ALPHA AND OMEGA:
An expression found in several places in the Revelation of John (xxi. 6, xxii. 13, i. 8), a book which is to-day almost universally recognized by New Testament scholars of the critical school as derived from an originally Jewish work. It is found in passages like "I am the Alpha and the Omega, the beginning and the end" (xxi. 6); "I am the Alpha and the Omega, the beginning and the end, the first and the last" (xxii. 13); and also, "I am the Alpha and the Omega, the beginning and the end, saith the Lord, who is, who was, and who will come, the Almighty Ruler" (i. 8.). This is not simply a paraphrase of Isa. xliv. 6: "I am the first and the last," but the Hellenized form of a well-known rabbinical dictum: "The seal of God is Emet," which means Truth and is derived from the letters , the first, the middle, and the last letters of the Hebrew alphabet, the beginning, the middle, and the end of all things. Thus Josephus defines God as "the beginning, middle, and end of all things." See Zipser's edition of Josephus "Contra Ap." edited by Jellinek, 1871, pp. 159, 160.
In Yoma, 69b and Sanh. 64a, the following is related: "The men of the Great Synagogue prayed to God to remove from the earth the Evil Spirit, as the cause of all the trouble. Immediately a scroll fell from heaven with the word (Truth) written thereon, and thereupon a fiery lion came out of the sanctuary.

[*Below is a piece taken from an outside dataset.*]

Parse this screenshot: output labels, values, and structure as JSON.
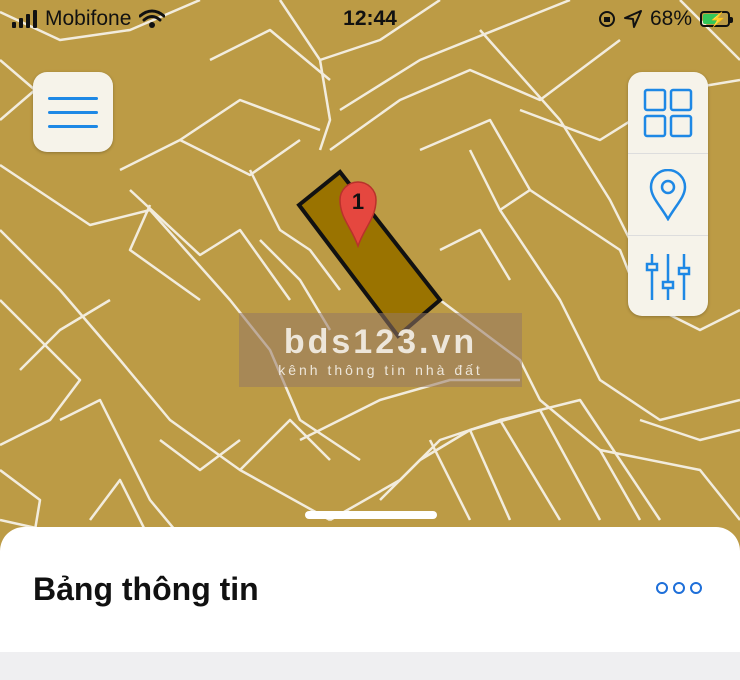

It was the Spirit of Idolatry leaving the earth. "This legend shows," said R. Ḥanina, "that the seal of God is —Truth." More light is thrown on the passage (Yer. Yeb. xii. 13a, Gen. R. lxxxi.), where the verse (Dan. x. 21), "I shall show thee what is marked upon the writing of truth" (biketab emet) is explained in the following manner: Whatever decree bears the signum of God, , is immutable for, says Simon ben Laḳish: "א is the first, מ the middle, and ח the last letter of the alphabet—this being the name of God according to Isa. xliv. 6 explained Yer. Sanh. i. 18a: 'I am the first [having had none from whom to receive the kingdom]; I am the middle, there being none who shares the kingdom with me; [and I am the last], there being none to whom I shall hand the kingdom of the world.'" Evidently the original utterance in the Apocalypse referred to God (and not to Jesus). A careful investigation of the passage, however, makes it quite probable that the whole was originally written in Hebrew with reference to the verse in Daniel, and owing to its being translated into Greek, the connection between vers. 5 and 6, viz., the reference to , was lost. Compare Justin's "Address to the Greeks," xxv., which says: "Plato, when mystically expressing the attributes of God's eternity, said, 'God is, as the old tradition runs, the end and the middle of all things'; plainly alluding to the law of Moses." Compare also Irenæus, "Adversus Hæreses," xiv. 3.
- Gfrörer, Geschichte des Urchristenthums, ii. 285.